'''
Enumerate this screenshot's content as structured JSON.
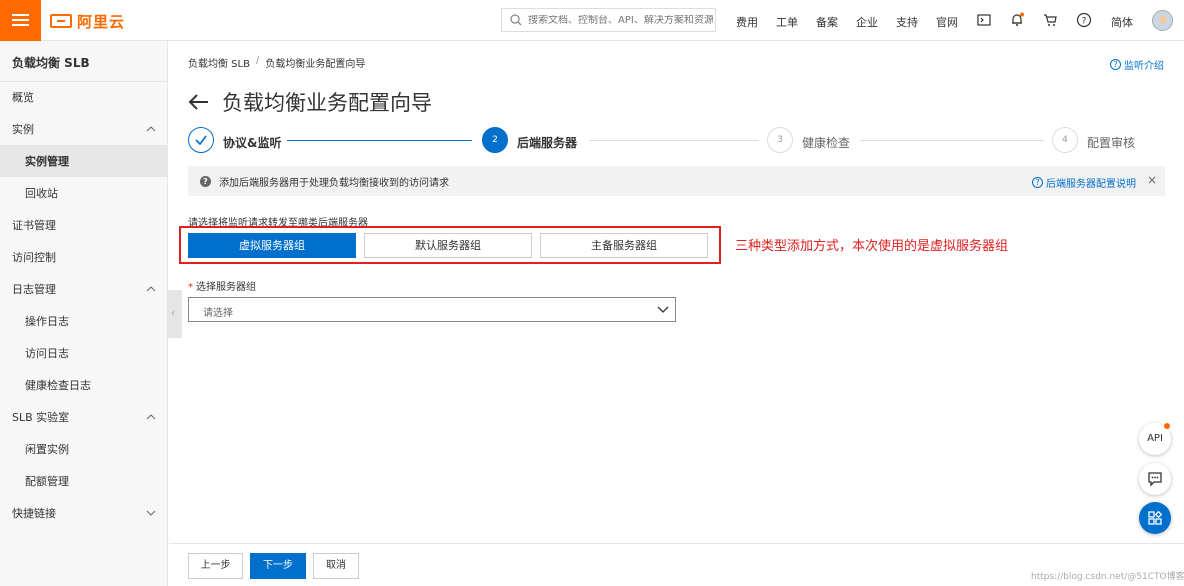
{
  "topbar": {
    "logo_text": "阿里云",
    "search_placeholder": "搜索文档、控制台、API、解决方案和资源",
    "nav": [
      "费用",
      "工单",
      "备案",
      "企业",
      "支持",
      "官网"
    ],
    "lang": "简体",
    "icons": [
      "terminal-icon",
      "bell-icon",
      "cart-icon",
      "help-icon"
    ],
    "accent": "#ff6a00"
  },
  "sidebar": {
    "title": "负载均衡 SLB",
    "items": [
      {
        "label": "概览"
      },
      {
        "label": "实例"
      },
      {
        "label": "实例管理"
      },
      {
        "label": "回收站"
      },
      {
        "label": "证书管理"
      },
      {
        "label": "访问控制"
      },
      {
        "label": "日志管理"
      },
      {
        "label": "操作日志"
      },
      {
        "label": "访问日志"
      },
      {
        "label": "健康检查日志"
      },
      {
        "label": "SLB 实验室"
      },
      {
        "label": "闲置实例"
      },
      {
        "label": "配额管理"
      },
      {
        "label": "快捷链接"
      }
    ]
  },
  "main": {
    "breadcrumb": [
      "负载均衡 SLB",
      "负载均衡业务配置向导"
    ],
    "help_link": "监听介绍",
    "title": "负载均衡业务配置向导",
    "steps": [
      {
        "label": "协议&监听",
        "state": "done"
      },
      {
        "label": "后端服务器",
        "num": "2",
        "state": "current"
      },
      {
        "label": "健康检查",
        "num": "3",
        "state": "todo"
      },
      {
        "label": "配置审核",
        "num": "4",
        "state": "todo"
      }
    ],
    "info_text": "添加后端服务器用于处理负载均衡接收到的访问请求",
    "info_link": "后端服务器配置说明",
    "prompt": "请选择将监听请求转发至哪类后端服务器",
    "server_types": [
      "虚拟服务器组",
      "默认服务器组",
      "主备服务器组"
    ],
    "selected_type": "虚拟服务器组",
    "annotation": "三种类型添加方式，本次使用的是虚拟服务器组",
    "field_label": "选择服务器组",
    "select_placeholder": "请选择"
  },
  "floating": {
    "api_label": "API"
  },
  "footer": {
    "prev": "上一步",
    "next": "下一步",
    "cancel": "取消"
  },
  "watermark": "https://blog.csdn.net/@51CTO博客",
  "colors": {
    "primary": "#0070cc",
    "annotation": "#e02020"
  }
}
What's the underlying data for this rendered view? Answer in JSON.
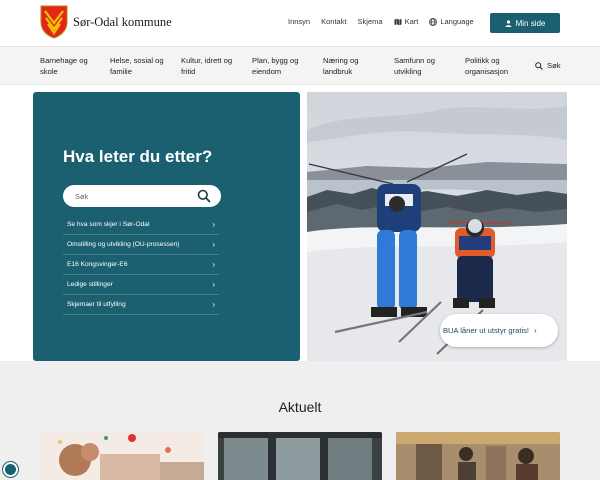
{
  "brand": {
    "name": "Sør-Odal kommune",
    "logo": "coat-of-arms-logo"
  },
  "top_links": [
    {
      "label": "Innsyn"
    },
    {
      "label": "Kontakt"
    },
    {
      "label": "Skjema"
    },
    {
      "label": "Kart",
      "icon": "map-icon"
    },
    {
      "label": "Language",
      "icon": "globe-icon"
    }
  ],
  "my_page_button": {
    "label": "Min side",
    "icon": "user-icon"
  },
  "nav": {
    "items": [
      {
        "label": "Barnehage og skole"
      },
      {
        "label": "Helse, sosial og familie"
      },
      {
        "label": "Kultur, idrett og fritid"
      },
      {
        "label": "Plan, bygg og eiendom"
      },
      {
        "label": "Næring og landbruk"
      },
      {
        "label": "Samfunn og utvikling"
      },
      {
        "label": "Politikk og organisasjon"
      }
    ],
    "search_label": "Søk"
  },
  "hero": {
    "title": "Hva leter du etter?",
    "search_placeholder": "Søk",
    "quick_links": [
      {
        "label": "Se hva som skjer i Sør-Odal"
      },
      {
        "label": "Omstilling og utvikling (OU-prosessen)"
      },
      {
        "label": "E16 Kongsvinger-E6"
      },
      {
        "label": "Ledige stillinger"
      },
      {
        "label": "Skjemaer til utfylling"
      }
    ],
    "feature_link": {
      "label": "BUA låner ut utstyr gratis!"
    }
  },
  "news": {
    "title": "Aktuelt"
  },
  "colors": {
    "primary": "#1b6070",
    "nav_bg": "#f4f4f4",
    "news_bg": "#efefef"
  }
}
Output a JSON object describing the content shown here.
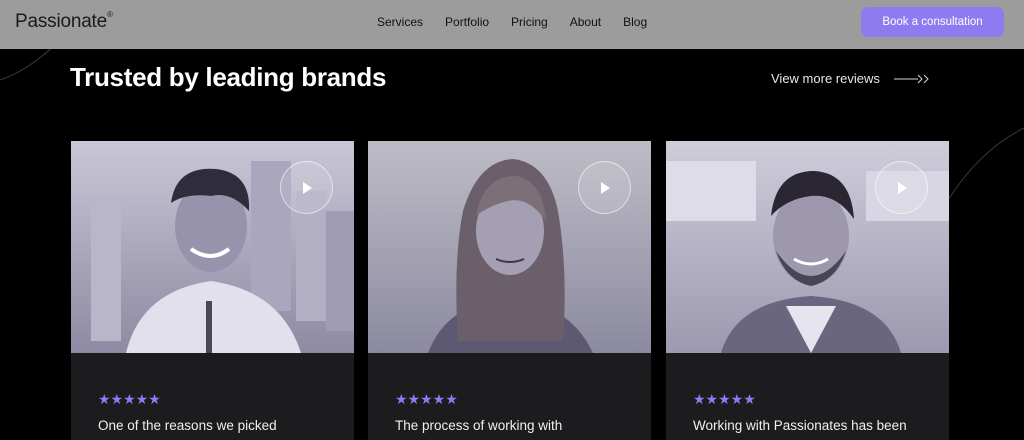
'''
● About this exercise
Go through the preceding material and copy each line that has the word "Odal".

● Answer to this exercise
    "name": "Sør-Odal kommune",
        "label": "Se hva som skjer i Sør-Odal"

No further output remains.